I'm a Catholic Bishop and Philosopher Who Loves Dialoguing with Atheists and Agnostics Online. AMA!

Bishop Barron,

I would describe myself as a lapsed Protestant whose faith life has been idle since high school. I am now in graduate school, will soon be married, and have begun to reproach my own metaphysical beliefs. I came across one of your videos on YouTube some time ago and have been strongly considering the Catholic Church ever since. I sincerely enjoyed your presentation of complex philosophical ideas and the intellectual depth I never knew really existed in Christianity. I have read your book "Catholicism: A Journey to the Heart of the Faith", the book you co-wrote with John Allen "To Light a Fire on the Earth", and enjoyed watching the free screening of the "Catholicism" documentary series not too long ago. Currently I am working on G.K. Chesterton's book on Aquinas you have referenced in some of your material.

Needless to say I am reproaching my faith with absolutely nothing taken for granted and would describe my process as a methodical evaluation of everything, a rebuilding from the ground up. I would also describe myself as actively searching for answers. The honest truth is I vacillate between a form of deistic universalism and a true desire to become a Catholic. This relates directly to the two main issues/questions that hold me at this impasse and I would be very grateful and pleased if you would answer one or both of them.

  1. Throughout much of your material you have described God as something so far beyond the comprehension of man that we cannot even begin to attempt to comprehend. I think in the "To Light a Fire on the Earth" book you quote Pope Benedict XVI who said something to the effect that whenever you think you know God, stop because you do not.

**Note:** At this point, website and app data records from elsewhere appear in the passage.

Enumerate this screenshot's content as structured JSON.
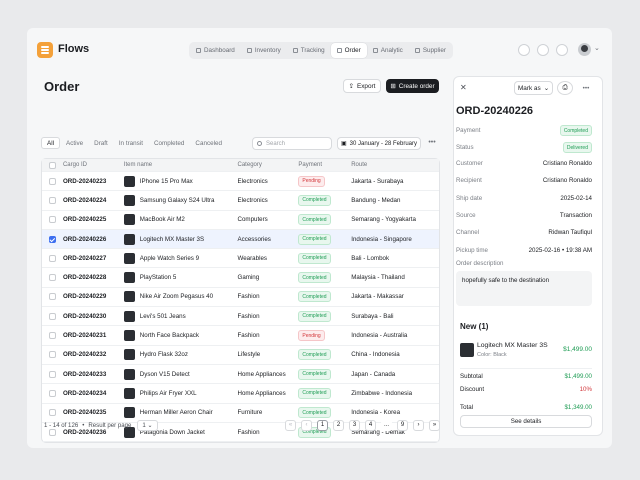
{
  "app": {
    "brand": "Flows"
  },
  "nav": [
    {
      "label": "Dashboard",
      "active": false
    },
    {
      "label": "Inventory",
      "active": false
    },
    {
      "label": "Tracking",
      "active": false
    },
    {
      "label": "Order",
      "active": true
    },
    {
      "label": "Analytic",
      "active": false
    },
    {
      "label": "Supplier",
      "active": false
    }
  ],
  "page": {
    "title": "Order",
    "export_label": "Export",
    "create_label": "Create order"
  },
  "tabs": [
    "All",
    "Active",
    "Draft",
    "In transit",
    "Completed",
    "Canceled"
  ],
  "search": {
    "placeholder": "Search"
  },
  "date_range": "30 January - 28 February",
  "table": {
    "headers": [
      "Cargo ID",
      "Item name",
      "Category",
      "Payment",
      "Route"
    ],
    "rows": [
      {
        "id": "ORD-20240223",
        "item": "IPhone 15 Pro Max",
        "category": "Electronics",
        "payment": "Pending",
        "route": "Jakarta - Surabaya",
        "checked": false
      },
      {
        "id": "ORD-20240224",
        "item": "Samsung Galaxy S24 Ultra",
        "category": "Electronics",
        "payment": "Completed",
        "route": "Bandung - Medan",
        "checked": false
      },
      {
        "id": "ORD-20240225",
        "item": "MacBook Air M2",
        "category": "Computers",
        "payment": "Completed",
        "route": "Semarang - Yogyakarta",
        "checked": false
      },
      {
        "id": "ORD-20240226",
        "item": "Logitech MX Master 3S",
        "category": "Accessories",
        "payment": "Completed",
        "route": "Indonesia - Singapore",
        "checked": true
      },
      {
        "id": "ORD-20240227",
        "item": "Apple Watch Series 9",
        "category": "Wearables",
        "payment": "Completed",
        "route": "Bali - Lombok",
        "checked": false
      },
      {
        "id": "ORD-20240228",
        "item": "PlayStation 5",
        "category": "Gaming",
        "payment": "Completed",
        "route": "Malaysia - Thailand",
        "checked": false
      },
      {
        "id": "ORD-20240229",
        "item": "Nike Air Zoom Pegasus 40",
        "category": "Fashion",
        "payment": "Completed",
        "route": "Jakarta - Makassar",
        "checked": false
      },
      {
        "id": "ORD-20240230",
        "item": "Levi's 501 Jeans",
        "category": "Fashion",
        "payment": "Completed",
        "route": "Surabaya - Bali",
        "checked": false
      },
      {
        "id": "ORD-20240231",
        "item": "North Face Backpack",
        "category": "Fashion",
        "payment": "Pending",
        "route": "Indonesia - Australia",
        "checked": false
      },
      {
        "id": "ORD-20240232",
        "item": "Hydro Flask 32oz",
        "category": "Lifestyle",
        "payment": "Completed",
        "route": "China - Indonesia",
        "checked": false
      },
      {
        "id": "ORD-20240233",
        "item": "Dyson V15 Detect",
        "category": "Home Appliances",
        "payment": "Completed",
        "route": "Japan - Canada",
        "checked": false
      },
      {
        "id": "ORD-20240234",
        "item": "Philips Air Fryer XXL",
        "category": "Home Appliances",
        "payment": "Completed",
        "route": "Zimbabwe - Indonesia",
        "checked": false
      },
      {
        "id": "ORD-20240235",
        "item": "Herman Miller Aeron Chair",
        "category": "Furniture",
        "payment": "Completed",
        "route": "Indonesia - Korea",
        "checked": false
      },
      {
        "id": "ORD-20240236",
        "item": "Patagonia Down Jacket",
        "category": "Fashion",
        "payment": "Completed",
        "route": "Semarang - Demak",
        "checked": false
      }
    ]
  },
  "pager": {
    "summary": "1 - 14 of 126",
    "per_page_label": "Result per page",
    "per_page": "1",
    "pages": [
      "1",
      "2",
      "3",
      "4",
      "...",
      "9"
    ],
    "current": "1"
  },
  "detail": {
    "mark_as": "Mark as",
    "order_id": "ORD-20240226",
    "fields": [
      {
        "k": "Payment",
        "v": "Completed",
        "badge": true
      },
      {
        "k": "Status",
        "v": "Delivered",
        "badge": true
      },
      {
        "k": "Customer",
        "v": "Cristiano Ronaldo",
        "badge": false
      },
      {
        "k": "Recipient",
        "v": "Cristiano Ronaldo",
        "badge": false
      },
      {
        "k": "Ship date",
        "v": "2025-02-14",
        "badge": false
      },
      {
        "k": "Source",
        "v": "Transaction",
        "badge": false
      },
      {
        "k": "Channel",
        "v": "Ridwan Taufiqul",
        "badge": false
      },
      {
        "k": "Pickup time",
        "v": "2025-02-16 • 19:38 AM",
        "badge": false
      }
    ],
    "description_label": "Order description",
    "description": "hopefully safe to the destination",
    "new_title": "New (1)",
    "item_name": "Logitech MX Master 3S",
    "item_color": "Color: Black",
    "item_price": "$1,499.00",
    "subtotal_label": "Subtotal",
    "subtotal": "$1,499.00",
    "discount_label": "Discount",
    "discount": "10%",
    "total_label": "Total",
    "total": "$1,349.00",
    "see_details": "See details"
  },
  "colors": {
    "accent": "#f4a13a",
    "primary_dark": "#1b1d21",
    "success": "#1f9d55",
    "danger": "#d2363a",
    "selected_row": "#eef3fe",
    "checkbox": "#3c6ef0"
  }
}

My question is, if God who is so far beyond the comprehension of man, who created the cosmos on a scale that is inconceivably massive, why then does God in the Catholic tradition seem so contradictory to this? If we really consider the scale of the cosmos and then consider that the creator of it all decided that in one particular part of the universe, in one particular super cluster of galaxies, in one particular insignificant galaxy, in one average solar system, on the third planet, he would decide that that was where he would create his people, he would designate a small patch of land on the eastern edge of a sea the “Holy Land” of the entire universe, where he would watch over his chosen people and eventually come in person to die and be resurrected. It seems very odd when considering the scale of the universe and a higher dimensional God that God would be so personal, create a plethora of rules, and put on such pageantry and mysticism throughout the Bible, for a species that on a cosmic scale is virtually nothing.

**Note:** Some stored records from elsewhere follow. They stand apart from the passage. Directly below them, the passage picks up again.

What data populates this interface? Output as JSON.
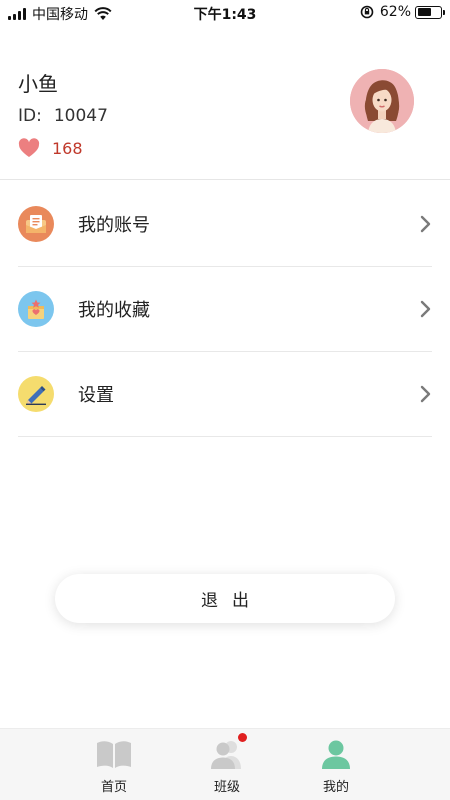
{
  "status_bar": {
    "carrier": "中国移动",
    "time": "下午1:43",
    "battery": "62%",
    "battery_level": 0.62
  },
  "profile": {
    "name": "小鱼",
    "id_label": "ID:",
    "id_value": "10047",
    "likes": "168",
    "avatar_icon": "woman-avatar-icon"
  },
  "menu": {
    "items": [
      {
        "label": "我的账号",
        "icon": "account-card-icon",
        "color": "#e9895b"
      },
      {
        "label": "我的收藏",
        "icon": "favorites-box-icon",
        "color": "#7cc6ee"
      },
      {
        "label": "设置",
        "icon": "settings-pencil-icon",
        "color": "#f5dc6e"
      }
    ]
  },
  "logout_label": "退出",
  "tabbar": {
    "tabs": [
      {
        "label": "首页",
        "icon": "book-icon"
      },
      {
        "label": "班级",
        "icon": "class-people-icon",
        "badge": true
      },
      {
        "label": "我的",
        "icon": "person-icon",
        "active": true
      }
    ],
    "active_color": "#6cc7a0",
    "inactive_color": "#c9c9c9"
  }
}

  2. I recently read a general audience statement from Pope John Paul II from 9 Sept 1998. In it he reiterated the Catholic stance that there are points of light in all religions of the world. He stated, “The various religions arose precisely from this primordial human openness to God. At their origins we often find founders who, with the help of God’s Spirit, achieved a deeper religious experience. Handed on to others, this experience took form in the doctrines, rites and precepts of the various religions.” My question is according to Catholic teachings; would a Buddhist, Muslim, or Hindu who diligently obeys the tenants of their religion, is God fearing and seeks to understand God in their tradition, who loves their family and lives a good and morally conscientious life, holds to their faith strongly, and through no fault of their own either never hears the Gospel or due to the aforementioned faith, rejects it, would that person be condemned? I know you have often given the answer that it is impossible to know if hell is full or empty but I think this is an important concept to at least have some answer to. People of other religions according to most Christian traditions would go to hell, because salvation is through Christ. But paradoxically when trying to spread the Christian faith to these groups it is precisely the people who have strong faith and who are God fearing and God seeking who will reject the Gospel, and those who are weak in their non-Christian faith who are most likely to accept it. This doesn’t even consider the billions of people who through no fault of their own never heard the gospel. I would even press this question further. Stephen Hawking died not long ago, he was an open atheist. When he arrived at St. Peter’s gate on the edge of heaven (metaphorically), what was he told? “Stephen, you diligently sought knowledge and a deeper understanding of the universe, you will be remembered for the rest of human history along with Einstein, Newton, and Galileo. Your scientific pursuits pushed all of humanity forward, but because you strictly adhered to science and never found “evidence” for God I am sorry to say you will be headed to the fire for the rest of eternity.”

I hope you are able to take the time to discuss one or both of my questions. I have greatly enjoyed reading and watching your material and follow you on Instagram and enjoy the watching your missionary journeys. I am someone who you have reached through the new media and who you have brought to the front doors of the Catholic faith, and in a larger sense I am deeply grateful for the reawakening of my faith and a deepening of the my thought you have caused in me. I wish your Word on Fire Institute all the success and hope you get that movement you dream. Your approach just might be the only one that can survive the secularization of our time.

Thank you.

/r/IAmA Thread